*Work instruction*
Please return every line in the following data that includes the string "alert".

[[ Available data, beginning ]]

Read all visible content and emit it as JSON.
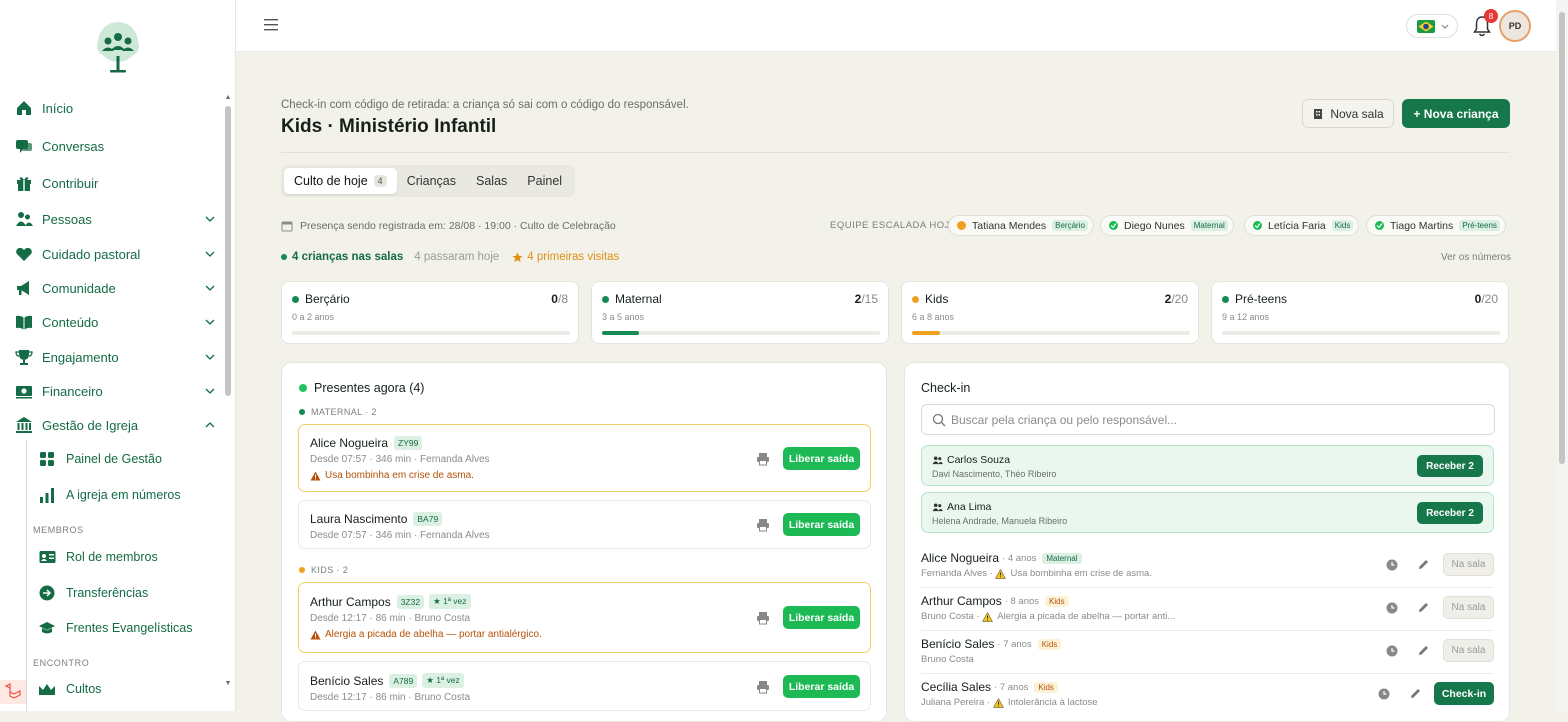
{
  "colors": {
    "brand": "#146b45",
    "primary": "#15774a",
    "release": "#1cb955",
    "warning": "#e09112",
    "alert": "#b45309",
    "danger": "#e53935"
  },
  "sidebar": {
    "items": [
      {
        "label": "Início",
        "icon": "home-icon"
      },
      {
        "label": "Conversas",
        "icon": "chat-icon"
      },
      {
        "label": "Contribuir",
        "icon": "gift-icon"
      },
      {
        "label": "Pessoas",
        "icon": "users-icon"
      },
      {
        "label": "Cuidado pastoral",
        "icon": "heart-icon"
      },
      {
        "label": "Comunidade",
        "icon": "megaphone-icon"
      },
      {
        "label": "Conteúdo",
        "icon": "book-icon"
      },
      {
        "label": "Engajamento",
        "icon": "trophy-icon"
      },
      {
        "label": "Financeiro",
        "icon": "money-icon"
      },
      {
        "label": "Gestão de Igreja",
        "icon": "bank-icon"
      }
    ],
    "subitems": [
      {
        "label": "Painel de Gestão",
        "icon": "dashboard-icon"
      },
      {
        "label": "A igreja em números",
        "icon": "bar-chart-icon"
      }
    ],
    "section_membros": "MEMBROS",
    "membros_items": [
      {
        "label": "Rol de membros",
        "icon": "id-card-icon"
      },
      {
        "label": "Transferências",
        "icon": "arrow-circle-icon"
      },
      {
        "label": "Frentes Evangelísticas",
        "icon": "graduation-cap-icon"
      }
    ],
    "section_encontro": "ENCONTRO",
    "encontro_items": [
      {
        "label": "Cultos",
        "icon": "crown-icon"
      }
    ]
  },
  "topbar": {
    "notifications_count": "8",
    "avatar_initials": "PD",
    "language_flag": "brazil-flag-icon"
  },
  "header": {
    "subtitle": "Check-in com código de retirada: a criança só sai com o código do responsável.",
    "title": "Kids · Ministério Infantil",
    "new_room": "Nova sala",
    "new_child": "+ Nova criança"
  },
  "tabs": [
    {
      "label": "Culto de hoje",
      "count": "4"
    },
    {
      "label": "Crianças"
    },
    {
      "label": "Salas"
    },
    {
      "label": "Painel"
    }
  ],
  "presence": "Presença sendo registrada em: 28/08 · 19:00 · Culto de Celebração",
  "team": {
    "label": "EQUIPE ESCALADA HOJE",
    "members": [
      {
        "name": "Tatiana Mendes",
        "room": "Berçário",
        "status": "pending"
      },
      {
        "name": "Diego Nunes",
        "room": "Maternal",
        "status": "ok"
      },
      {
        "name": "Letícia Faria",
        "room": "Kids",
        "status": "ok"
      },
      {
        "name": "Tiago Martins",
        "room": "Pré-teens",
        "status": "ok"
      }
    ]
  },
  "stats": {
    "in_rooms": "4 crianças nas salas",
    "passed": "4 passaram hoje",
    "first_visits": "4 primeiras visitas",
    "see_numbers": "Ver os números"
  },
  "rooms": [
    {
      "name": "Berçário",
      "age": "0 a 2 anos",
      "count": "0",
      "capacity": "/8",
      "fill": 0,
      "color": "#178a54"
    },
    {
      "name": "Maternal",
      "age": "3 a 5 anos",
      "count": "2",
      "capacity": "/15",
      "fill": 0.133,
      "color": "#178a54"
    },
    {
      "name": "Kids",
      "age": "6 a 8 anos",
      "count": "2",
      "capacity": "/20",
      "fill": 0.1,
      "color": "#f0a020"
    },
    {
      "name": "Pré-teens",
      "age": "9 a 12 anos",
      "count": "0",
      "capacity": "/20",
      "fill": 0,
      "color": "#178a54"
    }
  ],
  "present": {
    "title": "Presentes agora (4)",
    "group_maternal": "MATERNAL · 2",
    "group_kids": "KIDS · 2",
    "release_label": "Liberar saída",
    "first_label": "1ª vez",
    "children": [
      {
        "name": "Alice Nogueira",
        "code": "ZY99",
        "since": "Desde 07:57 · 346 min · Fernanda Alves",
        "alert": "Usa bombinha em crise de asma."
      },
      {
        "name": "Laura Nascimento",
        "code": "BA79",
        "since": "Desde 07:57 · 346 min · Fernanda Alves"
      },
      {
        "name": "Arthur Campos",
        "code": "3Z32",
        "since": "Desde 12:17 · 86 min · Bruno Costa",
        "alert": "Alergia a picada de abelha — portar antialérgico."
      },
      {
        "name": "Benício Sales",
        "code": "A789",
        "since": "Desde 12:17 · 86 min · Bruno Costa"
      }
    ]
  },
  "checkin": {
    "title": "Check-in",
    "search_placeholder": "Buscar pela criança ou pelo responsável...",
    "guardians": [
      {
        "name": "Carlos Souza",
        "kids": "Davi Nascimento, Théo Ribeiro",
        "action": "Receber 2"
      },
      {
        "name": "Ana Lima",
        "kids": "Helena Andrade, Manuela Ribeiro",
        "action": "Receber 2"
      }
    ],
    "rows": [
      {
        "name": "Alice Nogueira",
        "age": "· 4 anos",
        "room": "Maternal",
        "sub": "Fernanda Alves ·",
        "alert": "Usa bombinha em crise de asma.",
        "action": "Na sala"
      },
      {
        "name": "Arthur Campos",
        "age": "· 8 anos",
        "room": "Kids",
        "sub": "Bruno Costa ·",
        "alert": "Alergia a picada de abelha — portar anti...",
        "action": "Na sala"
      },
      {
        "name": "Benício Sales",
        "age": "· 7 anos",
        "room": "Kids",
        "sub": "Bruno Costa",
        "action": "Na sala"
      },
      {
        "name": "Cecília Sales",
        "age": "· 7 anos",
        "room": "Kids",
        "sub": "Juliana Pereira ·",
        "alert": "Intolerância à lactose",
        "action": "Check-in"
      }
    ]
  }
}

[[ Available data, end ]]

*Output for this exercise*
    "alert": "#b45309",
        "alert": "Usa bombinha em crise de asma."
        "alert": "Alergia a picada de abelha — portar antialérgico."
        "alert": "Usa bombinha em crise de asma.",
        "alert": "Alergia a picada de abelha — portar anti...",
        "alert": "Intolerância à lactose",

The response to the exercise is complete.